Component data from apps and pages —
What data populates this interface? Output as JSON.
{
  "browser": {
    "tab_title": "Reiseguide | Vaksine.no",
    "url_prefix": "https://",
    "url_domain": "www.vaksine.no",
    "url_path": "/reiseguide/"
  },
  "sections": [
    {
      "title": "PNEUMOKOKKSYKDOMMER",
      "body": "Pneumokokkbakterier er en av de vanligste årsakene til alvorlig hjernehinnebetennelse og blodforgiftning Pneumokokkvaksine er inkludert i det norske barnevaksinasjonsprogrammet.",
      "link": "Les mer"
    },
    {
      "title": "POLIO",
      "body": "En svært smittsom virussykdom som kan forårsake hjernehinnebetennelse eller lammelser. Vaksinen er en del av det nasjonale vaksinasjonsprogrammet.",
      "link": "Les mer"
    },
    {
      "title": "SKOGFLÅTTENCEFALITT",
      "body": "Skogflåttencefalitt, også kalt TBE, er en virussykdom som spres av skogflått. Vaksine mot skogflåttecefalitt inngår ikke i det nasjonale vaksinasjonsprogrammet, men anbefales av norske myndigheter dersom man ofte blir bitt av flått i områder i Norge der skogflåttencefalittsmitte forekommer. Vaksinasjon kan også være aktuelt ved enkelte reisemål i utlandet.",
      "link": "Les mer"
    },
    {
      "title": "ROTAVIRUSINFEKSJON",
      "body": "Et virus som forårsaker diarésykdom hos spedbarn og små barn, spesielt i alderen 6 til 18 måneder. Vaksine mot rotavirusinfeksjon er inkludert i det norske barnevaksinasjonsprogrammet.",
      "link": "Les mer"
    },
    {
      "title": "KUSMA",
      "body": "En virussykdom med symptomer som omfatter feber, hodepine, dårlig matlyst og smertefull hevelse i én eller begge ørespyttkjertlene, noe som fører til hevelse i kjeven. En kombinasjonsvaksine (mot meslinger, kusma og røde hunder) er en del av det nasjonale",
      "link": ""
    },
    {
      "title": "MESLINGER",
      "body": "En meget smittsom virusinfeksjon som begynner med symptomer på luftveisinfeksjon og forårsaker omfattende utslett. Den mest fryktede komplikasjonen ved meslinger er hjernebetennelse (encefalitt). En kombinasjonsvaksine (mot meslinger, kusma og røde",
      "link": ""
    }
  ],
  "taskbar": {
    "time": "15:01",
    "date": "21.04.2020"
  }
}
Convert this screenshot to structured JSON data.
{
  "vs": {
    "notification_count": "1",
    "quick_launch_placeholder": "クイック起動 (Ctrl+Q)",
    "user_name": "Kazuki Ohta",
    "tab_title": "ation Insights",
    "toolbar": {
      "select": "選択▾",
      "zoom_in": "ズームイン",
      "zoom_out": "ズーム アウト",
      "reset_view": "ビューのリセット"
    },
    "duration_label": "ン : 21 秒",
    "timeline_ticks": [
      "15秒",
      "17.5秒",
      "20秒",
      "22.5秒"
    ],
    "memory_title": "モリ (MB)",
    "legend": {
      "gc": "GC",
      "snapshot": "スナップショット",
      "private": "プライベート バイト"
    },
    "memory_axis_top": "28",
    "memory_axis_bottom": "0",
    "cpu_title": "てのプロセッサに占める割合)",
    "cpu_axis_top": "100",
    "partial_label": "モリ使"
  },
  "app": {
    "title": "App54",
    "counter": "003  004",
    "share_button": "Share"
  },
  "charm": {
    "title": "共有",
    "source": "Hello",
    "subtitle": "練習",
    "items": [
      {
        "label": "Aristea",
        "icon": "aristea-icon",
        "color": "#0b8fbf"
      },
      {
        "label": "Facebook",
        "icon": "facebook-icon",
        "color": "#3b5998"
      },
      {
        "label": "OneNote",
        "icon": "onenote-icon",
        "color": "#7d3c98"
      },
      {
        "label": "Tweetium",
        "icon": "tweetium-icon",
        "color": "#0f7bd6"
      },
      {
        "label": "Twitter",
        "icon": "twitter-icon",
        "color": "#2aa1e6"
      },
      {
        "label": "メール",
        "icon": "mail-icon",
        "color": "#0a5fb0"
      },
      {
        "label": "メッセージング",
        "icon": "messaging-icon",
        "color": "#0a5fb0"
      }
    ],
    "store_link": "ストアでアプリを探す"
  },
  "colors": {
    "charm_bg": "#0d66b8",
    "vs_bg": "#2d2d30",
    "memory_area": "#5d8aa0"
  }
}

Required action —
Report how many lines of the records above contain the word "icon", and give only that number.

Task response —
7